A lack of connectivity on mobile phones has long been a problem, but this year, it has been exacerbated by the emergence of high-speed Wi-Fi networks, which offer the ability to connect to the internet as fast as 2G, or 4G.
While this means your phone will be able to connect faster than any other device, it also means it can access far more data than you would have expected.
For instance, an average person’s smartphone could consume between 20 and 60GB of data every day.
But according to a study by mobile analytics company NetMarketShare, that data will increase to 60GB per day on a typical smartphone.
It is a problem which is only going to get worse as people use their smartphones more, with many of us moving to tablets or smartphones in order to stream content from the web.
The issue is that it is not just people using their smartphones but also businesses using their phones to connect with customers.
If you have a business using your smartphone for email, social media, and online sales, it can become a bottleneck, according to Gartner analyst John H. Wethers.
He says a large number of businesses rely on mobile devices for their business, and the speed of Wi-fi networks will only exacerbate the problem.
“The mobile Internet has become more and more ubiquitous and will be used to stream the video, images, and text from all the mobile devices,” he said.
“Businesses should expect their Wi-fios to be able provide the bandwidth they need to stream all the data that they need from their mobile devices.”
In addition to the speed issues, there is also the issue of the network.
While mobile Wi-FI networks are often more expensive than their desktop equivalents, the speed differences can be significant.
“For example, in the US, if your average smartphone has 2GB of RAM, you will see up to 30GB of download bandwidth available to you,” Mr Wether’s report explains.
“But in Europe, the average smartphone will have 2.5GB of memory, so a single 10GB download will cost around $1.50.”
Mobile internet speed can also vary based on location.
In Australia, for instance, Wi-Fios can reach speeds of 2G to 20G.
“In some countries, WiFi connections can reach up to 10G speeds, but some countries like the US or Japan are limited to 5G,” Mr H.
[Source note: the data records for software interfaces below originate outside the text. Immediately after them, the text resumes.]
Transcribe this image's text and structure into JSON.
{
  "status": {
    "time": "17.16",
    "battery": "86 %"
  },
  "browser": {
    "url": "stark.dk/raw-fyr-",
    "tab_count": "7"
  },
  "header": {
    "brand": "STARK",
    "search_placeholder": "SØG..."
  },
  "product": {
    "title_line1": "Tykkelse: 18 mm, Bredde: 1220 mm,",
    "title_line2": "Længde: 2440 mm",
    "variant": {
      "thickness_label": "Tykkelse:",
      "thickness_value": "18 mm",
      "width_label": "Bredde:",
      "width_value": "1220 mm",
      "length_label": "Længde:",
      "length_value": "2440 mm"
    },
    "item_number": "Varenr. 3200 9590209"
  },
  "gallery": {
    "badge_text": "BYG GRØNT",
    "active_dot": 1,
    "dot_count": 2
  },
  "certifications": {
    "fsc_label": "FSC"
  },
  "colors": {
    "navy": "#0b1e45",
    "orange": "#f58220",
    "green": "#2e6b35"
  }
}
“While the speed is still higher in Australia, the connection speeds are generally not as fast, and many users have reported that their speed is also not as great as in other countries.”
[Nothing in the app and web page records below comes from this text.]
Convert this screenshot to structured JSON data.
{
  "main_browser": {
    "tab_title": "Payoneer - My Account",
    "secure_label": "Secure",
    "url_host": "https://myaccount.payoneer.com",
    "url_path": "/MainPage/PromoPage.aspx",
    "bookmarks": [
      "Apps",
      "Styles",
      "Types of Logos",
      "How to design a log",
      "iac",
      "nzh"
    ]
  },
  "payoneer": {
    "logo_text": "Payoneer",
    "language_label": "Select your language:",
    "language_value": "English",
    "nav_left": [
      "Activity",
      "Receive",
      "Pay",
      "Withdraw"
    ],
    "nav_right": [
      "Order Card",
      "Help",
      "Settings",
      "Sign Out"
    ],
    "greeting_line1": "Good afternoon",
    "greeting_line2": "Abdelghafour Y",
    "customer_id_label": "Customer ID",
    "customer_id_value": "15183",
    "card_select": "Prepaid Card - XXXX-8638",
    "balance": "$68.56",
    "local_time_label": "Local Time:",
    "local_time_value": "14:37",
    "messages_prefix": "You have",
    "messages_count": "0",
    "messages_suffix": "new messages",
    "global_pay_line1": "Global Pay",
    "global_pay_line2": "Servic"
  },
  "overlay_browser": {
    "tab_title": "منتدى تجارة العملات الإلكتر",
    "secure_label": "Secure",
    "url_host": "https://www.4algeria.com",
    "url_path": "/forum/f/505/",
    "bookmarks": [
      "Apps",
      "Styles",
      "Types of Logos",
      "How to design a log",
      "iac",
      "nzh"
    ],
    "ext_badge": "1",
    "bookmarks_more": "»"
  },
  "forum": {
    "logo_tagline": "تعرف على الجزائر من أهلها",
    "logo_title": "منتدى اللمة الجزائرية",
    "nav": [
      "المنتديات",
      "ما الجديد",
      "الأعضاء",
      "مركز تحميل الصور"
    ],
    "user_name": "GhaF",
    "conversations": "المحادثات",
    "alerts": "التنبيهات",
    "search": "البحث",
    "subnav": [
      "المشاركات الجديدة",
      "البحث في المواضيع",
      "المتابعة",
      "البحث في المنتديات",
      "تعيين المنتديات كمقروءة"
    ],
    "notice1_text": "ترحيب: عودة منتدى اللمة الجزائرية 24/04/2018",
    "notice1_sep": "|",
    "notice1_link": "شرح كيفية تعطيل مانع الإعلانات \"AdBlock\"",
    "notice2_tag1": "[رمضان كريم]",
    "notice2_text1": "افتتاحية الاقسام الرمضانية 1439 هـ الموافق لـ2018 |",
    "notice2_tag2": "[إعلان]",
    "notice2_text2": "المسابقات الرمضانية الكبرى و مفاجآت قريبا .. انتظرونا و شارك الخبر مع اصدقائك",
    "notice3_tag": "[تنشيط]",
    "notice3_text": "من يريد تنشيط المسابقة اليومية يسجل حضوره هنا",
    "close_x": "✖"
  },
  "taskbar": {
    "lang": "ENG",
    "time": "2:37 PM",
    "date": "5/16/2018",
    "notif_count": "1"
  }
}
He says there is another factor to consider: the latency.
“Latency is the delay before your phone is able to download and send data, or even connect to other devices,” Mr Gartman’s report states.
“Many people believe that Wi-AF is faster than mobile Wi‑Fi because of this, but the truth is that there is no reliable way to test this.”
The study, which examined speeds on average, mobile, and desktop Wi-Fs in the United States, China, and Australia, also noted the fact that the average Wi-fit speeds were also significantly lower than what is offered by mobile networks.
“It is important to remember that mobile Wi–Fi networks are designed for high-bandwidth use cases, and in some cases can even be faster than desktop Wi–fi,” the report states, citing research by Gartners.
“However, many people are using Wi-ffios in their home or office, and this means that the connection speed is not as good as they would like.”